= DATA IN THIS EXERCISE =
>>>>

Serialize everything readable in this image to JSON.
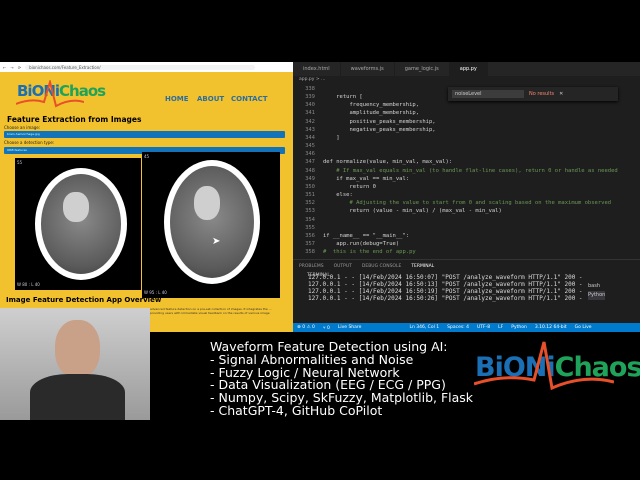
{
  "browser": {
    "url": "bionichaos.com/Feature_Extraction/",
    "logo": {
      "part1": "BiONi",
      "part2": "Chaos"
    },
    "nav": [
      "HOME",
      "ABOUT",
      "CONTACT"
    ],
    "title": "Feature Extraction from Images",
    "choose_image_label": "Choose an image:",
    "image_value": "brain-hemorrhage.jpg",
    "choose_detection_label": "Choose a detection type:",
    "detection_value": "ORB features",
    "ct_left": {
      "top": "55",
      "bottom": "W 80 : L 40"
    },
    "ct_right": {
      "top": "45",
      "bottom": "W 95 : L 40"
    },
    "overview_title": "Image Feature Detection App Overview",
    "overview_text": "advanced feature detection on a pre-set collection of images. It integrates the ... providing users with immediate visual feedback on the results of various image"
  },
  "editor": {
    "tabs": [
      "index.html",
      "waveforms.js",
      "game_logic.js",
      "app.py"
    ],
    "breadcrumb": "app.py > ...",
    "find": {
      "query": "noiseLevel",
      "result": "No results"
    },
    "lines": [
      [
        "338",
        ""
      ],
      [
        "339",
        "    return ["
      ],
      [
        "340",
        "        frequency_membership,"
      ],
      [
        "341",
        "        amplitude_membership,"
      ],
      [
        "342",
        "        positive_peaks_membership,"
      ],
      [
        "343",
        "        negative_peaks_membership,"
      ],
      [
        "344",
        "    ]"
      ],
      [
        "345",
        ""
      ],
      [
        "346",
        ""
      ],
      [
        "347",
        "def normalize(value, min_val, max_val):"
      ],
      [
        "348",
        "    # If max_val equals min_val (to handle flat-line cases), return 0 or handle as needed"
      ],
      [
        "349",
        "    if max_val == min_val:"
      ],
      [
        "350",
        "        return 0"
      ],
      [
        "351",
        "    else:"
      ],
      [
        "352",
        "        # Adjusting the value to start from 0 and scaling based on the maximum observed"
      ],
      [
        "353",
        "        return (value - min_val) / (max_val - min_val)"
      ],
      [
        "354",
        ""
      ],
      [
        "355",
        ""
      ],
      [
        "356",
        "if __name__ == \"__main__\":"
      ],
      [
        "357",
        "    app.run(debug=True)"
      ],
      [
        "358",
        "#  this is the end of app.py"
      ]
    ],
    "panel_tabs": [
      "PROBLEMS",
      "OUTPUT",
      "DEBUG CONSOLE",
      "TERMINAL"
    ],
    "terminal_header": "TERMINAL",
    "terminal_lines": [
      "127.0.0.1 - - [14/Feb/2024 16:50:07] \"POST /analyze_waveform HTTP/1.1\" 200 -",
      "127.0.0.1 - - [14/Feb/2024 16:50:13] \"POST /analyze_waveform HTTP/1.1\" 200 -",
      "127.0.0.1 - - [14/Feb/2024 16:50:19] \"POST /analyze_waveform HTTP/1.1\" 200 -",
      "127.0.0.1 - - [14/Feb/2024 16:50:26] \"POST /analyze_waveform HTTP/1.1\" 200 -"
    ],
    "shells": [
      "bash",
      "Python"
    ],
    "status": [
      "⊗ 0 ⚠ 0",
      "⑂ 0",
      "Live Share",
      "Ln 346, Col 1",
      "Spaces: 4",
      "UTF-8",
      "LF",
      "Python",
      "3.10.12 64-bit",
      "Go Live"
    ]
  },
  "caption": "Waveform Feature Detection using AI:\n- Signal Abnormalities and Noise\n- Fuzzy Logic / Neural Network\n- Data Visualization (EEG / ECG / PPG)\n- Numpy, Scipy, SkFuzzy, Matplotlib, Flask\n- ChatGPT-4, GitHub CoPilot",
  "brand_logo": {
    "part1": "BiONi",
    "part2": "Chaos"
  }
}
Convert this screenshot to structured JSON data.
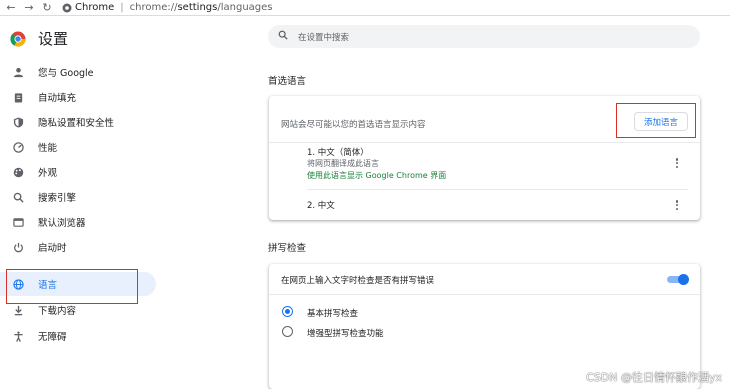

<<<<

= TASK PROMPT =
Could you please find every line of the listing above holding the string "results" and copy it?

= ANSWER SECTION =
    "overview_text": "advanced feature detection on a pre-set collection of images. It integrates the ... providing users with immediate visual feedback on the results of various image"
      "result": "No results"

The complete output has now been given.